The relations I’m mentioning are about the ability of disabled people to communicate in new forms through the combination of sensory reality and artificial intelligence. The relevant content suggestions I talked about before could consist of emoticons based on someone’s mood, which opens up new ways of communicating for people who are not able to speak in a regular manner for instance. In this way sensory reality can transform the relationship between parents and their disabled kids who can only talk through emoticons produced by a device like sensory reality and the artificial intelligence that is integrated. This relates to what Ruppert, Law and Savage said before about digital devices shaping social worlds, and in turn become agents that shape those worlds; the world of parents and their disabled kids will be highly influenced and determined, since they are able to talk to each other through emoticons served by the technology. It may be clear that sensory reality in this manner is an improvement but not merely a displacement of virtual reality, something which Ruppert, Law and Savage mention as well: “[…] we have also argued that they often turn out to instantiate and reconstitute older practices, forms of stabilization and control” (ibid.). Briefly said, it does not help to see the digital in terms of epochal shifts or as redefining life; rather see it as an innovation in the virtual world within a virtual reality glasses, and perceive it at the same time as an enrichment of disabled people’s physical world. If we keep beholding this kind of approach in exploring the chains of relations and practices being enrolled in the social science apparatus, we need to vary the magnification of it (Ruppert, Law and Savage, 20).
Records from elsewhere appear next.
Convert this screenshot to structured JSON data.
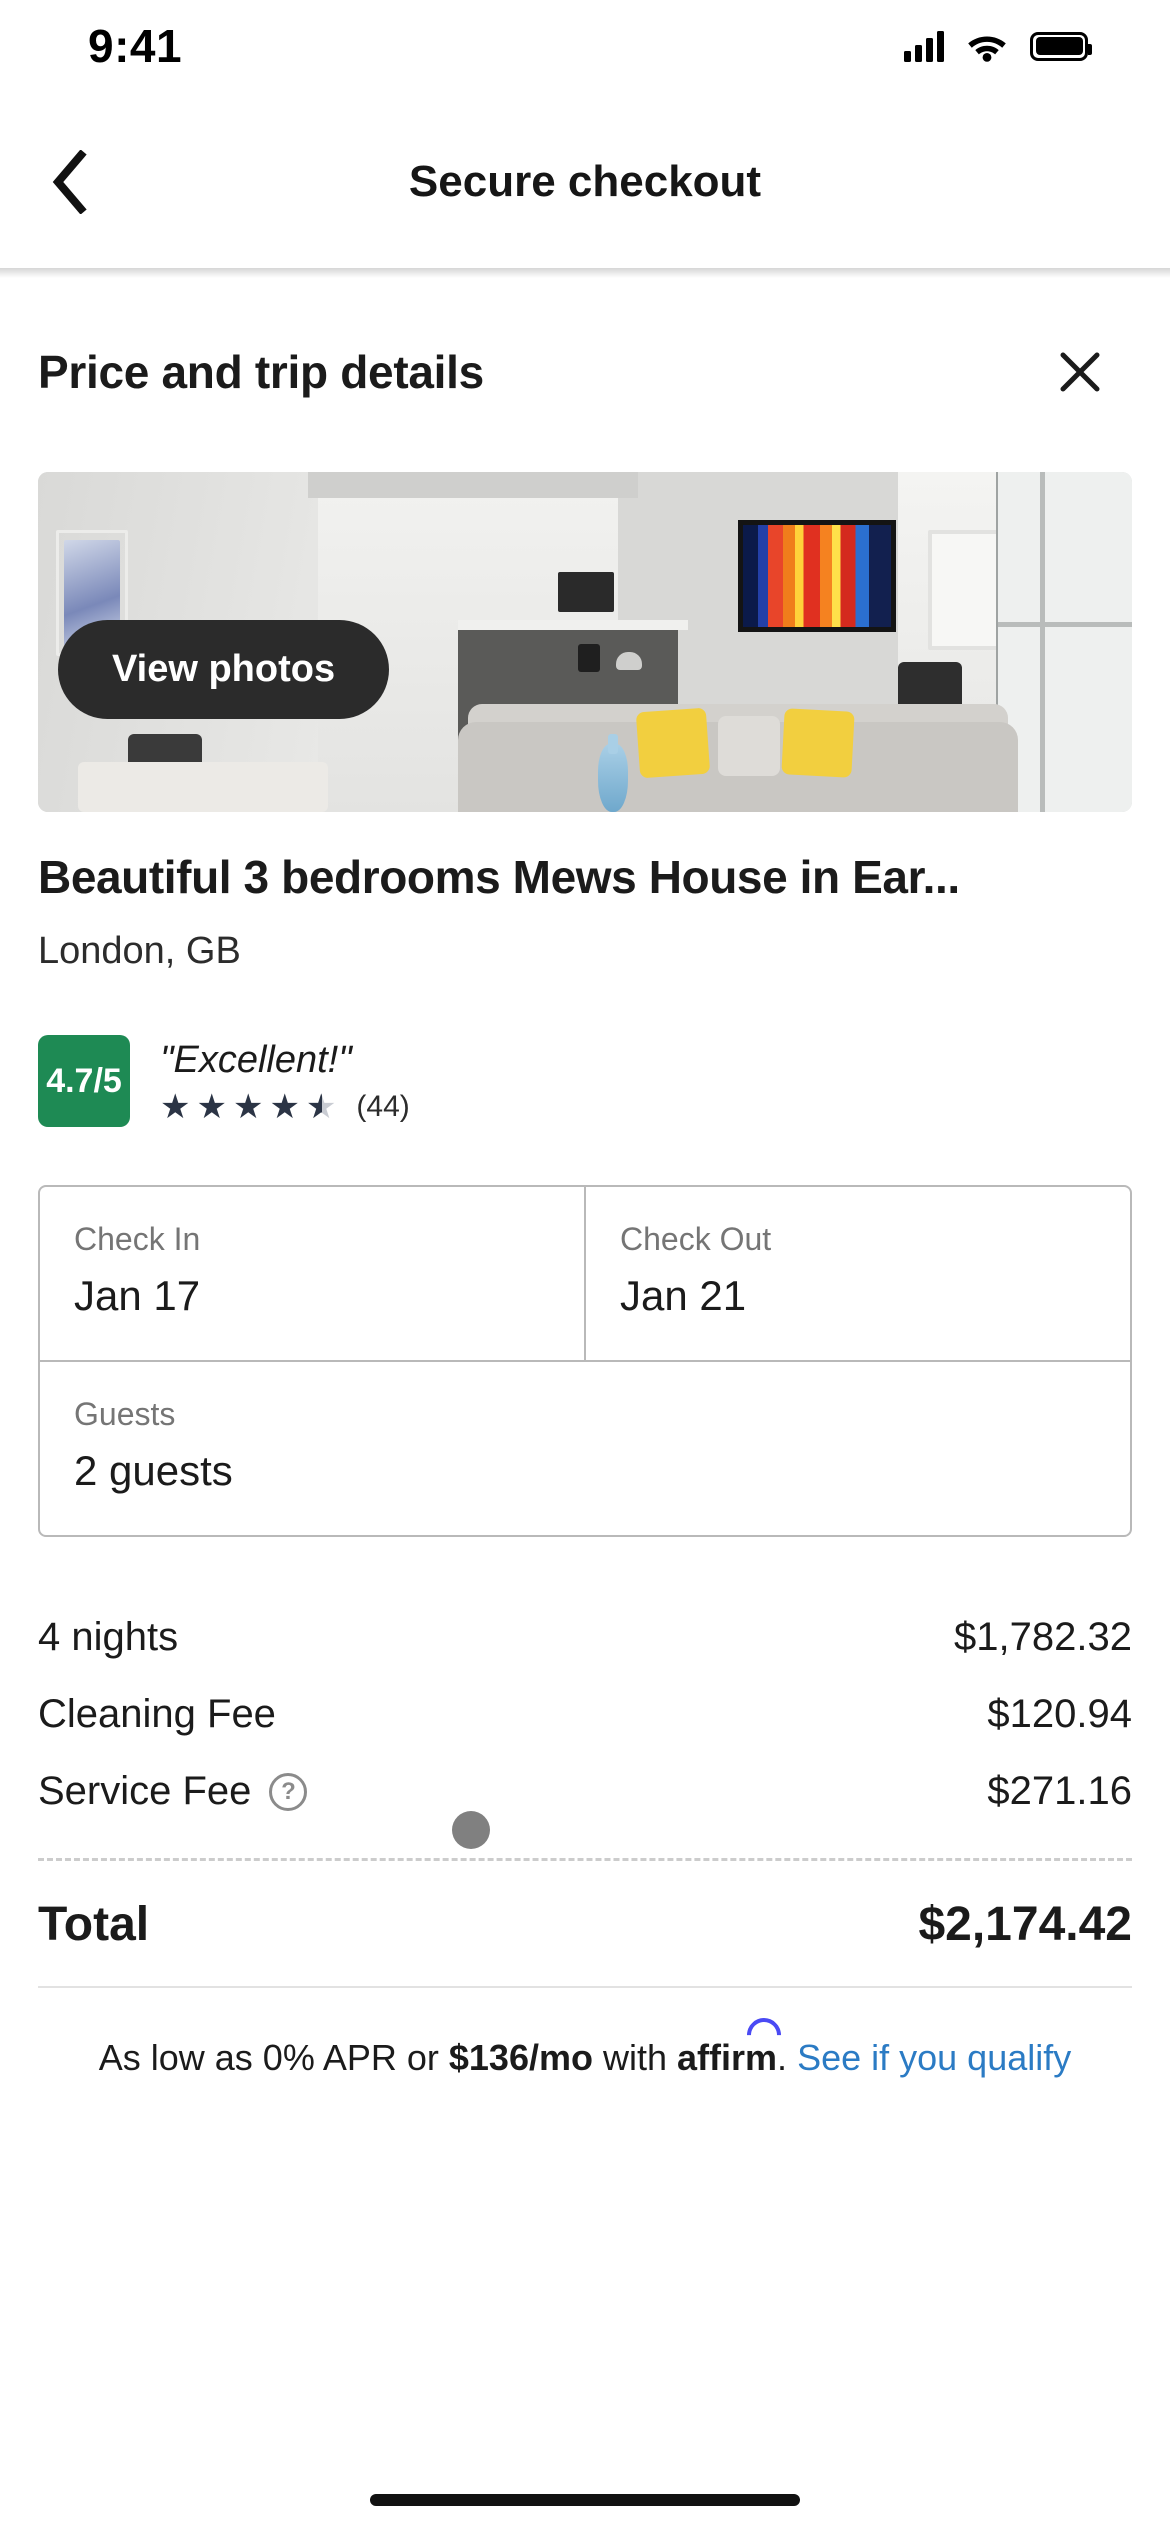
{
  "status_bar": {
    "time": "9:41",
    "signal_icon": "cellular-signal-icon",
    "wifi_icon": "wifi-icon",
    "battery_icon": "battery-full-icon"
  },
  "nav": {
    "back_icon": "chevron-left-icon",
    "title": "Secure checkout"
  },
  "sheet": {
    "title": "Price and trip details",
    "close_icon": "close-icon"
  },
  "property": {
    "view_photos_label": "View photos",
    "title": "Beautiful 3 bedrooms Mews House in Ear...",
    "location": "London, GB"
  },
  "rating": {
    "score": "4.7/5",
    "badge_color": "#1E8A54",
    "label": "\"Excellent!\"",
    "stars_filled": 4,
    "stars_half": 1,
    "stars_total": 5,
    "star_color": "#2B3445",
    "review_count": "(44)"
  },
  "booking": {
    "check_in_label": "Check In",
    "check_in_value": "Jan 17",
    "check_out_label": "Check Out",
    "check_out_value": "Jan 21",
    "guests_label": "Guests",
    "guests_value": "2 guests"
  },
  "price_breakdown": {
    "rows": [
      {
        "label": "4 nights",
        "amount": "$1,782.32",
        "has_help_icon": false
      },
      {
        "label": "Cleaning Fee",
        "amount": "$120.94",
        "has_help_icon": false
      },
      {
        "label": "Service Fee",
        "amount": "$271.16",
        "has_help_icon": true
      }
    ],
    "total_label": "Total",
    "total_amount": "$2,174.42"
  },
  "financing": {
    "prefix": "As low as 0% APR or ",
    "monthly": "$136/mo",
    "with_text": " with ",
    "brand": "affirm",
    "period": ". ",
    "link_text": "See if you qualify",
    "link_color": "#2B7BC4",
    "brand_accent": "#4A4AF4"
  }
}
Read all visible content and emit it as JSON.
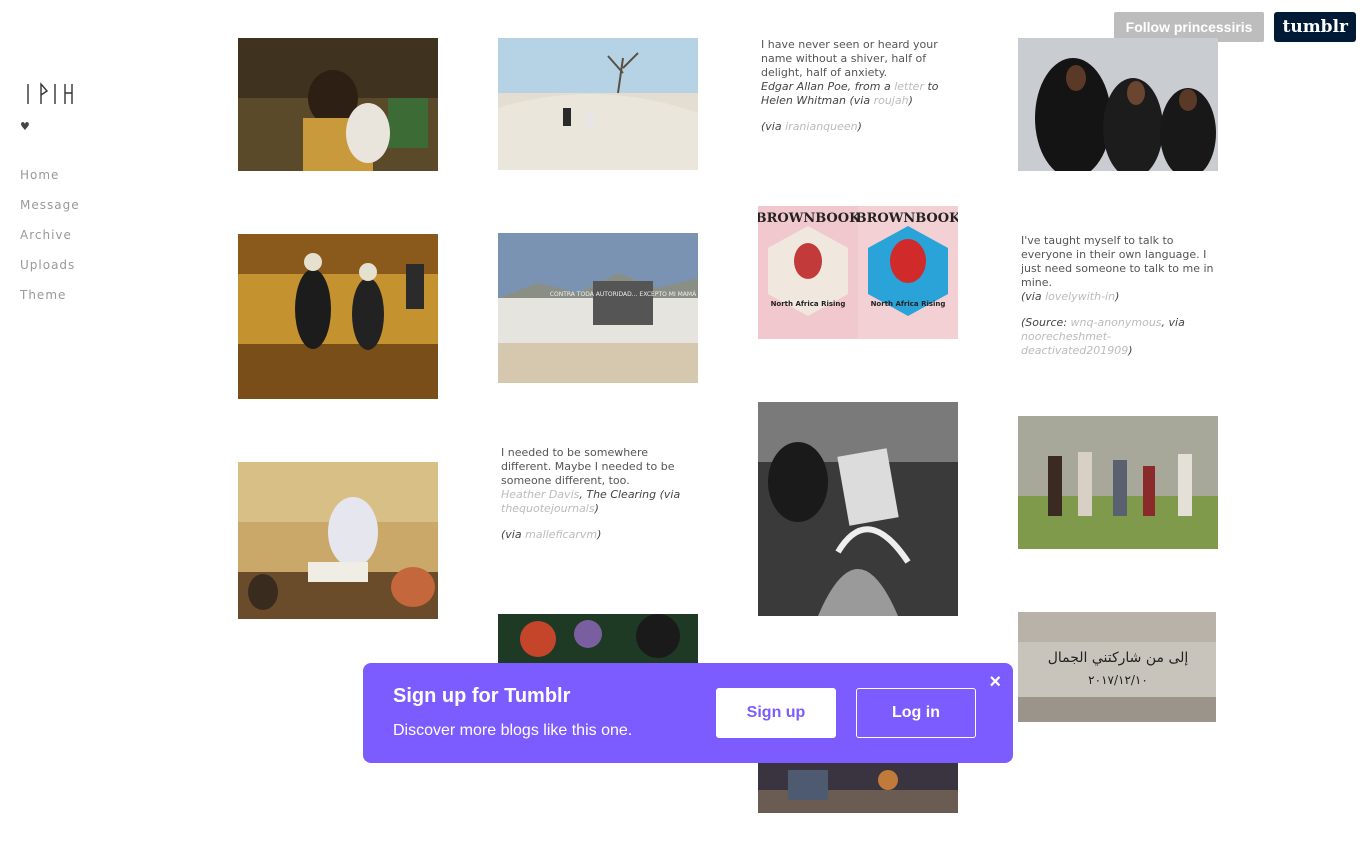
{
  "blog": {
    "heart": "♥"
  },
  "nav": [
    "Home",
    "Message",
    "Archive",
    "Uploads",
    "Theme"
  ],
  "topbar": {
    "follow": "Follow princessiris",
    "tumblr": "tumblr"
  },
  "posts": {
    "poe": {
      "text": "I have never seen or heard your name without a shiver, half of delight, half of anxiety.",
      "source_author": "Edgar Allan Poe, from a ",
      "source_link": "letter",
      "source_rest": " to Helen Whitman (via ",
      "source_via": "roujah",
      "close": ")",
      "via_prefix": "(via ",
      "via_user": "iranianqueen",
      "via_suffix": ")"
    },
    "language": {
      "text": "I've taught myself to talk to everyone in their own language. I just need someone to talk to me in mine.",
      "via_prefix": "(via ",
      "via_user": "lovelywith-in",
      "via_suffix": ")",
      "source_prefix": "(Source: ",
      "source_user": "wnq-anonymous",
      "source_mid": ", via ",
      "source_via": "noorecheshmet-deactivated201909",
      "source_suffix": ")"
    },
    "somewhere": {
      "text": "I needed to be somewhere different. Maybe I needed to be someone different, too.",
      "author": "Heather Davis",
      "sep": ", ",
      "book": "The Clearing (via ",
      "via1": "thequotejournals",
      "close": ")",
      "via_prefix": "(via ",
      "via_user": "malleficarvm",
      "via_suffix": ")"
    },
    "wall": {
      "graffiti": "CONTRA TODA AUTORIDAD... EXCEPTO MI MAMÁ"
    },
    "magazine": {
      "title": "BROWNBOOK",
      "subtitle": "North Africa Rising"
    },
    "arabic": {
      "text": "إلى من شاركتني الجمال",
      "date": "٢٠١٧/١٢/١٠"
    }
  },
  "banner": {
    "title": "Sign up for Tumblr",
    "subtitle": "Discover more blogs like this one.",
    "signup": "Sign up",
    "login": "Log in",
    "close": "×"
  }
}
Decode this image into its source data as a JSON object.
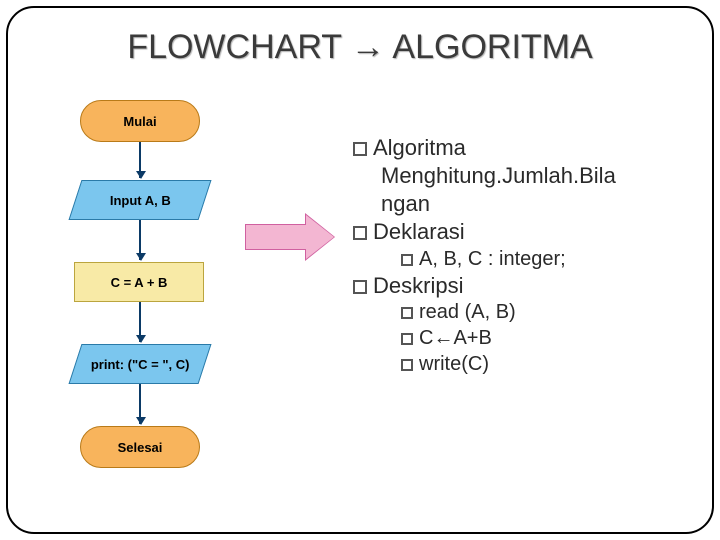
{
  "title": "FLOWCHART → ALGORITMA",
  "flow": {
    "start": "Mulai",
    "input": "Input A, B",
    "process": "C = A + B",
    "output": "print: (\"C = \", C)",
    "end": "Selesai"
  },
  "algo": {
    "header1": "Algoritma",
    "name_line1": "Menghitung.Jumlah.Bila",
    "name_line2": "ngan",
    "header2": "Deklarasi",
    "decl1": "A, B, C : integer;",
    "header3": "Deskripsi",
    "step1": "read (A, B)",
    "step2": "C←A+B",
    "step3": "write(C)"
  }
}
Beall, G. “How virtual reality and artificial intelligence are changing life experiences.” The Next Web. 8 August 2017. <https://thenextweb.com/contributors/ 2017/08/08/virtual-reality-artificial-intelligence-changing-life-experiences/#.tnw_j2ZTzY3C>.
Chan, M. Virtual Reality: Representations in Contemporary Media / Melanie Chan. New York: Bloomsbury, 2014.
Rheingold, H. Virtual Reality. Mono: Summit Books, 1991.
Ruppert, E., Law, J. & Savage, M., 2013. Reassembling Social Science Methods: The Challenge of Digital Devices. Theory, Culture & Society, 30(4), 22–46.
Russell, S., Dublon, G., Paradiso J. “HearThere: Networked Sensory Prosthetics Through Auditory Augmented Reality.” Proceedings of the 7th Augmented Human International Conference 2016 (2016): 1-8.
Sensiks. 2016. Sensiks. 22 September 2017. <http://www.sensiks.com>.
Sensiks. “SENSIKS. Sensory Reality Pods.” YouTube. 13 March 2017. 22 September 2017. <https://www.youtube.com/watch?v=GDrMrX3mobU&t=29s>.
Tuin, Christel. “Sensory Reality Is Het Nieuwe Virtual Reality.” Computable. 2017. Computable. 22 September 2017. <https://www.computable.nl/artikel/nieuws/digital-innovation/6176314/250449/sensory-reality-is-het-nieuwe-virtual-reality.html>.
Wang, X. et al. “Eye Contact Conditioning in Autistic Children Using Virtual Reality Technology.” Lecture Notes of the Institute for Computer Sciences, Social-Informatics and Telecommunications Engineering, LNICST. Vol. 100. Springer Verlag, 2014. 79–89.